First of all, when it comes to re-counting: shouldn’t each voter know where s/he stands, regardless of political affiliation? I, for one, favor them. When in doubt about the count, then hell yes: recount! I felt that way in Florida in 2000, I felt that way in Ohio in 2004, and I feel that way now in Washington State. We’ve recounted three times, and we’re still so close, with so many questions, that in theory, a re-vote seems like a logical idea. I feel this way irrespective of which candidate is winning. It’s a question of morality, not partisanship. I wish more people on both sides of the blue/red divide felt the same way. I like consistency. What can I say? I’m predictable too.
But here’s where I find fault with the re-vote plan.
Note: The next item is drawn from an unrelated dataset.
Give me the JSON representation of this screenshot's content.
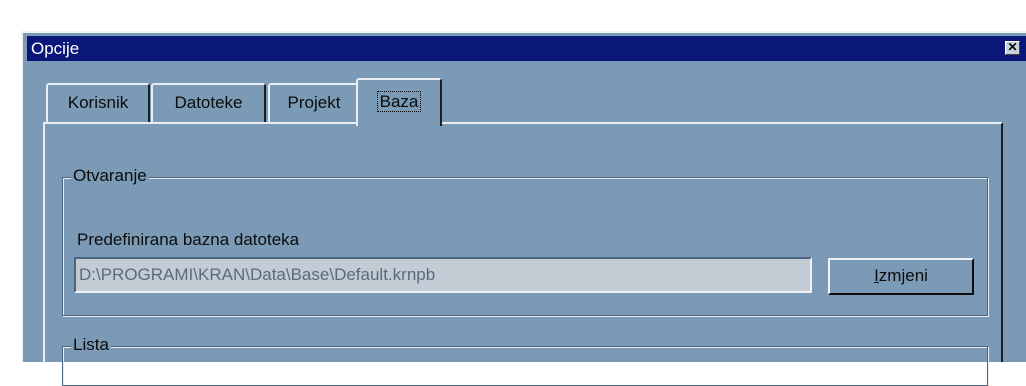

The voting system in the U.S. is too fucked up too warrant the expense of a re-vote. What the hell is wrong with us? We’re supposed to be the innovators, the inventers, the doers, the technologically-enabled, and the efficient. Yes yes? Yet we Americans have no confidence when we vote for our leaders that 1) our vote has accurately been tallied and 2) there’s any accountability for said vote. We bank every day, knowing our banks can tally our pennies to the last cent, and can provide records of our transactions. Yet we can’t trust our votes.
So why bother with a revote? Why would we trust the results any better the second time around, if we haven’t fixed the system?
If the debacle of the double George W. elections has taught us nothing, it has taught us that the single most important issue jeopardizing our Democracy is our voting process. Well, that and our completely biased corporate media warping public perception. But I digress.
The brief but relevant Democratic protest of the re-inauguration of George W this week was one positive step towards protesting the current abominable state of our voting system. But was it effectual? Eh, I don’t think so. As it stands now, we lack an objective voting system, and we sold our voting machines to a company that created non-accountable voting machines and avowed a Bush win. Our media didn’t report about it, our government officials aren’t addressing the problem, and barring drastic action, nothing will be changed for the next time. In other words: they got away with it.
What I want to know now, on the cusp of an inauguration that’s going to positively wreck me, is: what else can we do about it? With our increasingly divided country, we can likely look forward to years of down-to-the-wire voting, like the Gregoire/Rossi race in Washington and both bogus Bush elections. This makes the need for reliable voting methods even more critical. It’s frustrating to see the faults in our system so clearly, but to feel powerless to fix them.
No amount of recounts or re-votes will solve the election outcome until we fix the voting process. My pressing question is: How? Thoughts, anyone?